Several recent studies have highlighted the perspectives of patients with rheumatic diseases regarding the COVID-19 pandemic.
One paper published in Arthritis Care & Research evaluated rheumatic patients’ opinions during the early phase of the COVID-19 pandemic. This single-center study recruited rheumatic patients via text message, which provided the national Rheumatology Association COVID‐19 information sheet and invited patients to be de-identified participants in the survey. The survey garnered information on patient concerns pertaining to risks due to their rheumatic disease or medications, effect of receiving the information on the sheet on medication adherence, and telehealth acceptance.
A total of 2,630 rheumatic patients were texted, of whom 550 responded, for a 21% response rate. The mean age was 52 years, and three quarters of respondents were female. The highest ranked concern, reported by 76.1% of respondents, was that their medications would increase COVID-19 severity. Rheumatic patients with the highest levels of concern were those on combination conventional synthetic disease‐modifying anti‐rheumatic drugs (csDMARDs) and/or a biologic/targeted synthetic disease‐modifying anti‐rheumatic drug (b/tsDMARD). Prednisolone dose was not correlated with concern.

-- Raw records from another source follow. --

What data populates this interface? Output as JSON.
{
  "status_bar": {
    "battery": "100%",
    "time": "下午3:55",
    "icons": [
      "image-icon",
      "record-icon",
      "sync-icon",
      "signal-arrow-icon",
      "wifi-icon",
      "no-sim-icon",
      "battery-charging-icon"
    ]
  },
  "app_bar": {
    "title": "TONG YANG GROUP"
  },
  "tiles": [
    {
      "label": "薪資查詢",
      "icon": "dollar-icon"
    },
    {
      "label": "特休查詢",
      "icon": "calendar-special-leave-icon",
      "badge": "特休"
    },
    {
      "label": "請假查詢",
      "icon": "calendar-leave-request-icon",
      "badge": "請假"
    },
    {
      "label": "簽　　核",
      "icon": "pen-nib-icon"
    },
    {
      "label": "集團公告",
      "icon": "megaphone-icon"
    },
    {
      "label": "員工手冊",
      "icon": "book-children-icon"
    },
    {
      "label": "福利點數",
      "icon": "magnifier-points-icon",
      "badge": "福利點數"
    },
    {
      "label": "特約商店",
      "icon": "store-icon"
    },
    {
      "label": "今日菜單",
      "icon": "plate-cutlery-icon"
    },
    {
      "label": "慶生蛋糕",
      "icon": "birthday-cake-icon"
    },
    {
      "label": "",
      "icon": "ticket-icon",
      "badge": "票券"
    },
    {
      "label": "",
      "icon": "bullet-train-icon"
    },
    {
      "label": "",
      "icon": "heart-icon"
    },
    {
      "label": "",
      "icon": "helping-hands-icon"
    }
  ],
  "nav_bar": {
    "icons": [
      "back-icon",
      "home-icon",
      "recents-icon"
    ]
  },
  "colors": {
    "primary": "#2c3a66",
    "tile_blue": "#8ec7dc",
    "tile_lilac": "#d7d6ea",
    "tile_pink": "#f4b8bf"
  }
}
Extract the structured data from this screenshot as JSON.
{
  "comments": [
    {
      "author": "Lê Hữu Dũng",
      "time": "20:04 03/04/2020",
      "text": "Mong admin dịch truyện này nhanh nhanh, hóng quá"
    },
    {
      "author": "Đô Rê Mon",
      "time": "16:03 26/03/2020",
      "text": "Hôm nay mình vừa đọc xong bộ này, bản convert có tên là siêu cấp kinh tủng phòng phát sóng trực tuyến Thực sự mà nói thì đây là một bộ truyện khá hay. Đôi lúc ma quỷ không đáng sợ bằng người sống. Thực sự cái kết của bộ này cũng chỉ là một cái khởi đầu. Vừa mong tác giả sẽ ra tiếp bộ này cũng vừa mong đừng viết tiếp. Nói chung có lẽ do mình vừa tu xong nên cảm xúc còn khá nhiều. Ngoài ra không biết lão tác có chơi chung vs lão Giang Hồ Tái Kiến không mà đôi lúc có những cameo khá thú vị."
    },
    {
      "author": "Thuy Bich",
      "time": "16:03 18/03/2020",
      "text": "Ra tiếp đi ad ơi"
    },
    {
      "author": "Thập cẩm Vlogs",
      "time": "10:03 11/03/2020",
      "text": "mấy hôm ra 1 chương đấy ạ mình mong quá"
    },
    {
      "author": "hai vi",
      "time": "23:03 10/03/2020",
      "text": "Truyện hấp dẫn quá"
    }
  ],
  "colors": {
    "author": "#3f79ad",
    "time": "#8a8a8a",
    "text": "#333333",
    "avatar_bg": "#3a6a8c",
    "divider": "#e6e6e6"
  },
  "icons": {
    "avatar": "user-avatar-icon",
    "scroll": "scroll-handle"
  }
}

Just under two thirds of rheumatic patients (63%) said they planned to continue their antirheumatic medications; an additional 30% said they were more likely to continue adhering to their medication because of the information they received. Nearly all rheumatic patients (98.4%) believed telehealth was acceptable; 28.1% said it was only appropriate with infection control measures implemented.
A second survey, the results of which appeared in Arthritis Research & Therapy, assessed rheumatic patients treated with ts/bDMARDs in Italy. Patients were recruited from two referral rheumatology centers between Feb. 25 and April 10. Patients with confirmed COVID-19 cases, close contacts with COVID-19 cases, symptoms of infection, working, and behavioral and disease management changes applied to prevent infection.

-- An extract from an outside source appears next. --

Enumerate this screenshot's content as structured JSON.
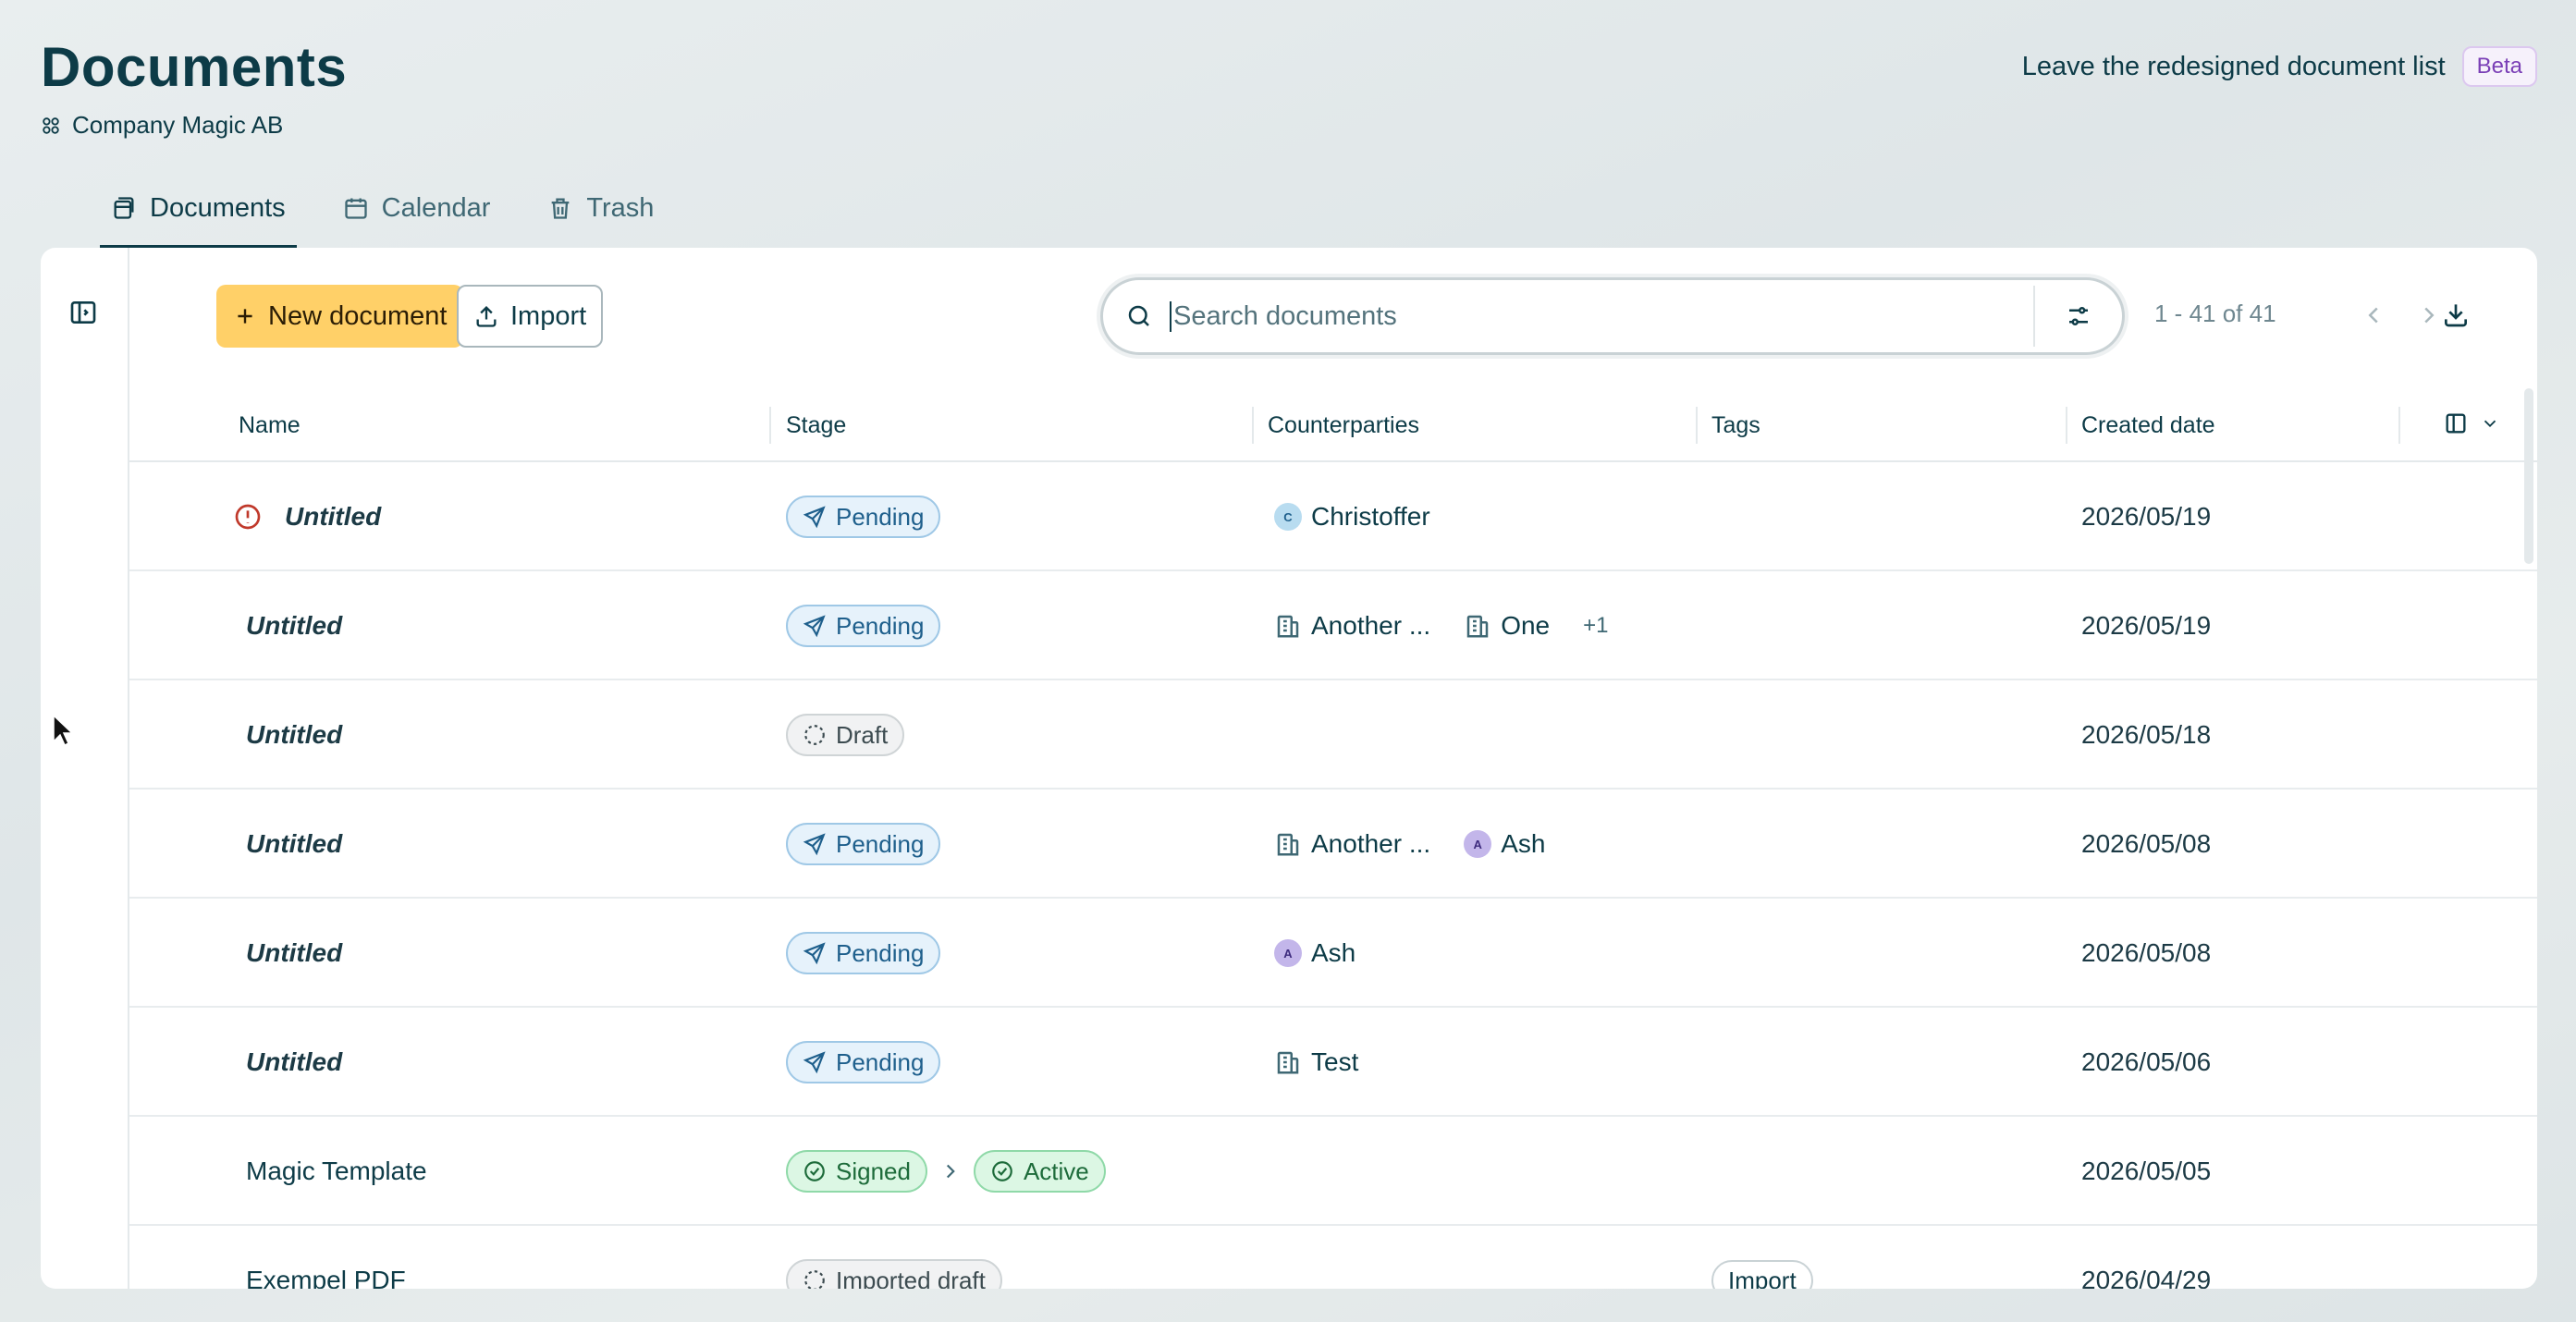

A total of 955 rheumatic patients received the survey (rheumatoid arthritis, n=531; psoriatic arthritis, n=203; spondyloarthritis, n=181; and connective tissue diseases/vasculitides/autoinflammatory diseases, n=40); mean age was 53.7 years, and most patients (67.4%) were female. The response rate was 98.05%. The incidence of COVID-19 among the survey respondents was similar to that of the general population (0.62% vs. 0.66%; P=0.92). No severe complications or required intensive care treatment were reported. All rheumatic patients temporarily discontinued ongoing ts/bDMARDs therapy. About 90% of patients were taking precautions to prevent the spread of the disease; nearly all patients (93.2%) continued ongoing ts/bDMARDs treatment. Disease activity was stable in nearly 90% of patients.